For all the disorders that have beset American politics in recent times, one that worries me is the “Sorkinization” of the electorate. Voters have been led to believe that politics play out like an Aaron Sorkin screenplay – as fast-paced and witty as “The West Wing” or “Charlie Wilson’s War,” as conviction-affirming as “The American President.”
The truth: Governing California, on a daily basis, is far more pedestrian. Staff meetings can be prolonged and stultifying – a veritable policy potage. By the time a governor makes his sixth or seventh annual speech to the state’s counties and water associations, he can sound like a performer on tour (“hey, it’s great to be back here at the . . .”).
How does this relate to Newsom?
The governor-elect loves rhetoric. On the campaign stump, he sounded as though he swallowed an alliterative, turn-of-phrase thesaurus. His Election Night victory speech was no different: “The true genius isn’t the value we work for, it’s the values we fight for” . . . “We don’t demean, we don’t discriminate and we don’t demoralize” . . . “transforming the politically impossible into the practically inevitable”.
That might work at political rallies, but governing California requires clear and concise communication – what a governor wants, what he expects from the Legislature, what are non-starters.
Speaking of “the practically inevitable,” the governor-elect has plenty of tough decisions to make, one being where to live for the next four years.
That’s a tricky choice for Newsom given he’s the father to four children all under the age of 10 and, presumably, happy in their Marin routine. Does Newsom relocate the family to Sacramento? If so, would he send his kids to a public school (it’d be a nice change of pace from politicians who extol public education but pay for private tutelage).
Newsom also needs to round out his speechwriting shop. The governor-elect can always outsource the big stuff – the National Press Club, Harvard Kennedy School, the Democratic National Convention – to a hired gun. That’s what Arnold Schwarzenegger did when he took the job.
But for the everyday stuff, Newsom needs someone who understands that the annual Sacramento Host Breakfast isn’t the time for an Obamaesque “dare to hope” or a Reaganesque challenge to tear down a wall.
What the job requires is a writer who can keep things simple and concise. In that respect, the ideal chief speechwriter for Gov.-Elect Gavin Newsom just might be . . . Gov. Jerry Brown.
For the past eight years, Brown has been to speechifying what Domino’s has been to pizza: no fancy recipe, delivery in 30 minutes or less. Brown didn’t invest in high-end production. He kept his public appearances limited and his goals comprehensible.
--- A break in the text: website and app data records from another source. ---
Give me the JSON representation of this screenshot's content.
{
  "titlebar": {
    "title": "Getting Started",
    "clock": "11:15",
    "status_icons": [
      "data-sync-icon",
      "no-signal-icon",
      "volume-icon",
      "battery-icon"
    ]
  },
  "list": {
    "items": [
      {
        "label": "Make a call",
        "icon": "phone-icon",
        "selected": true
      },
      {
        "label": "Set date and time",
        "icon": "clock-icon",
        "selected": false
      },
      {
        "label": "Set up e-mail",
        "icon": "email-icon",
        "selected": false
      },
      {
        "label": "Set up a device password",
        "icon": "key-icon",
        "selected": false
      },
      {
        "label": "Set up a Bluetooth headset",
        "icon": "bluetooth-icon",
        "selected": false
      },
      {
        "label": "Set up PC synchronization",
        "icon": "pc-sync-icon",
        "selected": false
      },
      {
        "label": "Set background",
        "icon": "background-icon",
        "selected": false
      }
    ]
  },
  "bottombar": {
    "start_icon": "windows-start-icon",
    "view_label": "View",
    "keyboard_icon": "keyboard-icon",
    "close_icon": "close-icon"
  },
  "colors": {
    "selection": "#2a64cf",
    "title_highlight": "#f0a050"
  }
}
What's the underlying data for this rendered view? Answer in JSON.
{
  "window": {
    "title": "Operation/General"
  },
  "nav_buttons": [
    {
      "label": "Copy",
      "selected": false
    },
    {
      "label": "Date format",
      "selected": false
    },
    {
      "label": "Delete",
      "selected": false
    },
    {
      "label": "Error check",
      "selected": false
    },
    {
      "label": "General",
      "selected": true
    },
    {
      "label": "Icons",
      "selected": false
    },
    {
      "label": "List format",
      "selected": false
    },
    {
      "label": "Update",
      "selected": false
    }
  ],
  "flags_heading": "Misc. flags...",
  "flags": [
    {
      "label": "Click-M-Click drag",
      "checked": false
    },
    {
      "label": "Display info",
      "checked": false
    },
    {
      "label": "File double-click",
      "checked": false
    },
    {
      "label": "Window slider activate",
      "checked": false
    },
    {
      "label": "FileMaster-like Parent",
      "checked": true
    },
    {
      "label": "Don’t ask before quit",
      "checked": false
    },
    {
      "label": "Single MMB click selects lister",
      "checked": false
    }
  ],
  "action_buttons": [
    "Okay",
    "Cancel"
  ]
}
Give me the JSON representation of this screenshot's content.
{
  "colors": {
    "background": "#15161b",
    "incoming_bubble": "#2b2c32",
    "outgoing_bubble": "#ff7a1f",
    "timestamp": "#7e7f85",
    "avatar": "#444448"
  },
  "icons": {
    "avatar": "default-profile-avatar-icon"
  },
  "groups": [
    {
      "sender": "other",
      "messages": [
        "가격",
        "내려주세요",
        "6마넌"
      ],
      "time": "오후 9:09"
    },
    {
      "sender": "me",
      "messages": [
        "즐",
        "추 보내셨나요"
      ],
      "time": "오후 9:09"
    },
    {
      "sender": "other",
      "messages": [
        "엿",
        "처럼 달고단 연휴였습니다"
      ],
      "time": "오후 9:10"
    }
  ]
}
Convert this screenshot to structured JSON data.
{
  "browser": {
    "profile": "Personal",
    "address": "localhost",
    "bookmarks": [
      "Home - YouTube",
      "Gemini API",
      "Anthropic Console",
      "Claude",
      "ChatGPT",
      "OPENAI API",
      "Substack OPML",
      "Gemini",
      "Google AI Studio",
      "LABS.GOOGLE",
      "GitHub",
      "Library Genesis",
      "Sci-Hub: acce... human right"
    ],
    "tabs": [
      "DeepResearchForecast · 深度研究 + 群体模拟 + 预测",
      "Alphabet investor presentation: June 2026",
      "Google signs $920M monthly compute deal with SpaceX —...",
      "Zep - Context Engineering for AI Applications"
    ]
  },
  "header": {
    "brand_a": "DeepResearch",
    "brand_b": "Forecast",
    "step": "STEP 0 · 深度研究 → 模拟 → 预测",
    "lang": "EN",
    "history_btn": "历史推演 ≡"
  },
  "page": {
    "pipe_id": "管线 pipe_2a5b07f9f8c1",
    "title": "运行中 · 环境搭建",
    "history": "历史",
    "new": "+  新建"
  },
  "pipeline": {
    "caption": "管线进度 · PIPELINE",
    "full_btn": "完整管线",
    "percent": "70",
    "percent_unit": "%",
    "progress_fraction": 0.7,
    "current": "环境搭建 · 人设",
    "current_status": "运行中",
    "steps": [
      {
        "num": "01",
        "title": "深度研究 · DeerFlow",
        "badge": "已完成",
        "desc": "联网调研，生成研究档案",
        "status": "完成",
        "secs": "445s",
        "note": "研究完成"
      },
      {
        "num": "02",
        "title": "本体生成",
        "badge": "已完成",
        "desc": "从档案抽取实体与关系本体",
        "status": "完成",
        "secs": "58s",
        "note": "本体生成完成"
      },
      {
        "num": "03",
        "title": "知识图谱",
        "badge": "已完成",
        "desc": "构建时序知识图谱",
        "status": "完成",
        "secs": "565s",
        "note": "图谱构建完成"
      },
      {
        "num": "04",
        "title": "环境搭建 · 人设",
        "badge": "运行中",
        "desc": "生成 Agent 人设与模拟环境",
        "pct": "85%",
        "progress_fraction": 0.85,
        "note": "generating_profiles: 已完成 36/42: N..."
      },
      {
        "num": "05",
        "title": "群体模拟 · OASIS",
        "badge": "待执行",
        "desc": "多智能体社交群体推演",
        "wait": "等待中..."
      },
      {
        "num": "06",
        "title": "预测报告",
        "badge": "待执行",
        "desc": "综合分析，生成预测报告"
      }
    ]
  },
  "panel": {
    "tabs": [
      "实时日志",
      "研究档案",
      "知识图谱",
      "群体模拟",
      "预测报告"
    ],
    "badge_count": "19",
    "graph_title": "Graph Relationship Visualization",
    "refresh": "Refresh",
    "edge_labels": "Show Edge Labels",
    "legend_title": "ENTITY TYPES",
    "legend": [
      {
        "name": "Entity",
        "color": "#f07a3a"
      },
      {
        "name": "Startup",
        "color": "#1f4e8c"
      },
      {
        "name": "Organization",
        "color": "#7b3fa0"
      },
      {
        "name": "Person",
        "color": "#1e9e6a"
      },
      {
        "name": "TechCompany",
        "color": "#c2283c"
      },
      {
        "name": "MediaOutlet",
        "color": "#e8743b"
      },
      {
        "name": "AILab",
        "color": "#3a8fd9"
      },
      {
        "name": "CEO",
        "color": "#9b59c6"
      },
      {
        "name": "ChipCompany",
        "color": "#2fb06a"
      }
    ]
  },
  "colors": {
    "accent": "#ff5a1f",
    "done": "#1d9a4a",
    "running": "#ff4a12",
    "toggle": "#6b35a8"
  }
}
As he prepares to leave office, reporters will grade Brown by the depth of his record, not the loftiness of his rhetoric.
Let’s hope Newsom turns out to be a plagiarist of his predecessor – in gubernatorial style, not words.